People have thrown rocks at Waymos. The tire on one was slashed while it was stopped in traffic. The vehicles have been yelled at, chased and one Jeep was responsible for forcing the vans off roads six times.

Many of the people harassing the van drivers appear to hold a grudge against the company, a division of Mountain View, California-based Alphabet Inc., which has tested self-driving technology in the Chandler area since 2016.

Stream or download the podcast here Digital Human: Series 18, Ep 1 – Animism

Claire wrote this poem specifically for Digital Human, a human reaction to a future world that is built for the convenience of smart technology, rather than the people who use it.

Stream or download the podcast here Digital Human: Series 18, Ep 1 – Animism

A History of Animism and Its Contemporary Examples:

Animism (from the Latin: animus or anima, meaning mind or soul) refers to a belief in numerous personalized, supernatural beings endowed with reason, intelligence and/or volition, that inhabit both objects and living beings and govern their existences.

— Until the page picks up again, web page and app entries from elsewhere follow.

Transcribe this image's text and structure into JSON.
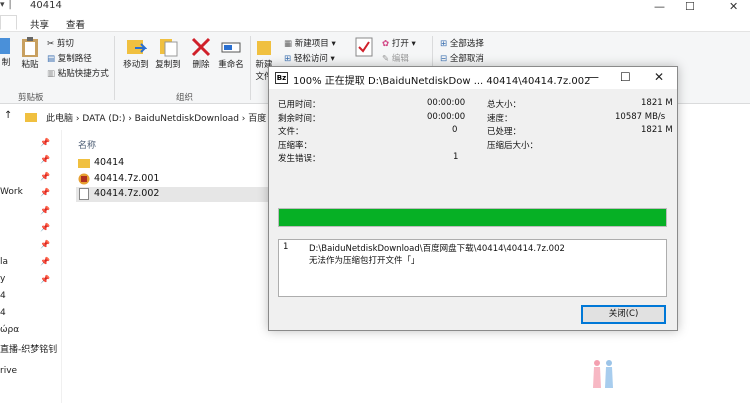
{
  "window": {
    "title": "40414",
    "qa_glyph": "▾ │"
  },
  "controls": {
    "min": "—",
    "max": "☐",
    "close": "✕"
  },
  "tabs": [
    "共享",
    "查看"
  ],
  "ribbon": {
    "cut": "剪切",
    "copy_path": "复制路径",
    "paste_shortcut": "粘贴快捷方式",
    "cut_left": "制",
    "paste": "粘贴",
    "clipboard_label": "剪贴板",
    "move_to": "移动到",
    "copy_to": "复制到",
    "delete": "删除",
    "rename": "重命名",
    "organize_label": "组织",
    "new_folder_a": "新建",
    "new_folder_b": "文件",
    "new_item": "新建项目",
    "easy_access": "轻松访问",
    "props": "属性",
    "open": "打开",
    "edit": "编辑",
    "select_all": "全部选择",
    "select_none": "全部取消"
  },
  "address": {
    "path": "此电脑  ›  DATA (D:)  ›  BaiduNetdiskDownload  ›  百度"
  },
  "nav": {
    "items": [
      "Work",
      "la",
      "y",
      "4",
      "4",
      "ώρα",
      "直播-织梦铭钊",
      "rive"
    ]
  },
  "files": {
    "header": "名称",
    "rows": [
      {
        "name": "40414",
        "icon": "folder-icon"
      },
      {
        "name": "40414.7z.001",
        "icon": "archive-icon"
      },
      {
        "name": "40414.7z.002",
        "icon": "file-icon"
      }
    ]
  },
  "dialog": {
    "logo": "Bz",
    "title": "100% 正在提取 D:\\BaiduNetdiskDow ... 40414\\40414.7z.002",
    "left": [
      {
        "label": "已用时间：",
        "value": "00:00:00"
      },
      {
        "label": "剩余时间：",
        "value": "00:00:00"
      },
      {
        "label": "文件：",
        "value": "0"
      },
      {
        "label": "压缩率：",
        "value": ""
      },
      {
        "label": "发生错误：",
        "value": "1"
      }
    ],
    "right": [
      {
        "label": "总大小：",
        "value": "1821 M"
      },
      {
        "label": "速度：",
        "value": "10587 MB/s"
      },
      {
        "label": "已处理：",
        "value": "1821 M"
      },
      {
        "label": "压缩后大小：",
        "value": ""
      }
    ],
    "progress": 1.0,
    "log": {
      "index": "1",
      "path": "D:\\BaiduNetdiskDownload\\百度网盘下载\\40414\\40414.7z.002",
      "message": "无法作为压缩包打开文件「」"
    },
    "close_label": "关闭(C)"
  },
  "colors": {
    "progress": "#06b025",
    "accent": "#0078d7"
  }
}
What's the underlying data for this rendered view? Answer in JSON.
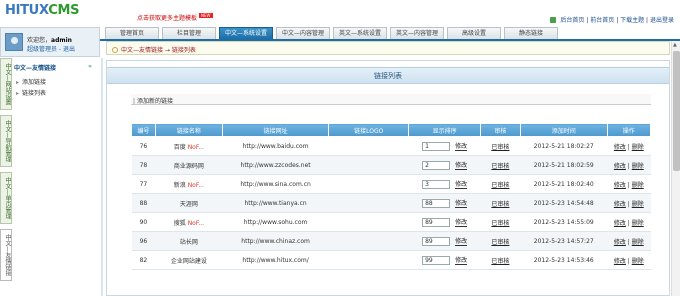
{
  "logo": {
    "part1": "HITUX",
    "part2": "CMS"
  },
  "promo": {
    "text": "点击获取更多主题模板",
    "badge": "NEW"
  },
  "top_links": {
    "home": "后台首页",
    "site_home": "前台首页",
    "download": "下载主题",
    "logout": "退出登录"
  },
  "tabs": [
    "管理首页",
    "栏目管理",
    "中文—系统设置",
    "中文—内容管理",
    "英文—系统设置",
    "英文—内容管理",
    "高级设置",
    "静态链接"
  ],
  "active_tab": 2,
  "user": {
    "welcome": "欢迎您，",
    "name": "admin",
    "role": "超级管理员 - 退出"
  },
  "breadcrumb": "中文—友情链接 → 链接列表",
  "side_tabs": [
    "中文—网站设置",
    "中文—导航管理",
    "中文—单页管理",
    "中文—友情链接"
  ],
  "menu": {
    "head": "中文—友情链接",
    "collapse": "«",
    "items": [
      "添加链接",
      "链接列表"
    ]
  },
  "panel_title": "链接列表",
  "add_link": "添加新的链接",
  "table": {
    "headers": [
      "编号",
      "链接名称",
      "链接网址",
      "链接LOGO",
      "显示排序",
      "审核",
      "添加时间",
      "操作"
    ],
    "rows": [
      {
        "id": "76",
        "name": "百度",
        "tag": "NoF...",
        "url": "http://www.baidu.com",
        "order": "1",
        "modify": "修改",
        "audit": "已审核",
        "time": "2012-5-21 18:02:27",
        "edit": "修改",
        "del": "删除"
      },
      {
        "id": "78",
        "name": "商业源码网",
        "tag": "",
        "url": "http://www.zzcodes.net",
        "order": "2",
        "modify": "修改",
        "audit": "已审核",
        "time": "2012-5-21 18:02:59",
        "edit": "修改",
        "del": "删除"
      },
      {
        "id": "77",
        "name": "新浪",
        "tag": "NoF...",
        "url": "http://www.sina.com.cn",
        "order": "3",
        "modify": "修改",
        "audit": "已审核",
        "time": "2012-5-21 18:02:40",
        "edit": "修改",
        "del": "删除"
      },
      {
        "id": "88",
        "name": "天涯网",
        "tag": "",
        "url": "http://www.tianya.cn",
        "order": "88",
        "modify": "修改",
        "audit": "已审核",
        "time": "2012-5-23 14:54:48",
        "edit": "修改",
        "del": "删除"
      },
      {
        "id": "90",
        "name": "搜狐",
        "tag": "NoF...",
        "url": "http://www.sohu.com",
        "order": "89",
        "modify": "修改",
        "audit": "已审核",
        "time": "2012-5-23 14:55:09",
        "edit": "修改",
        "del": "删除"
      },
      {
        "id": "96",
        "name": "站长网",
        "tag": "",
        "url": "http://www.chinaz.com",
        "order": "89",
        "modify": "修改",
        "audit": "已审核",
        "time": "2012-5-23 14:57:27",
        "edit": "修改",
        "del": "删除"
      },
      {
        "id": "82",
        "name": "企业网站建设",
        "tag": "",
        "url": "http://www.hitux.com/",
        "order": "99",
        "modify": "修改",
        "audit": "已审核",
        "time": "2012-5-23 14:53:46",
        "edit": "修改",
        "del": "删除"
      }
    ]
  }
}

More simply, it is the belief that “everything is conscious” or that “everything has a soul.” The term has been further extended to refer to a belief that the natural world is a community of living personas, only some of whom are human. As a term, “animism” has also been used in academic circles to refer to the types of cultures in which these animists live.

While the term “animism” refers to a broad range of spiritual beliefs (many of which are still extant within human cultures today), it does not denote any particular religious creed or doctrine. The most common feature of animist religions is their attention to particulars, as evidenced by the number and variety of spirits they recognize. This can be strongly contrasted with the all-inclusive universalism of monotheistic, pantheistic and panentheistic traditions. Furthermore, animist spirituality is more focused on addressing practical exigencies (such as health, nourishment and safety needs) than on solving abstract metaphysical quandaries. Animism recognizes that the universe is alive with spirits and that humans are interrelated with them.

Stream or download the podcast here Digital Human: Series 18, Ep 1 – Animism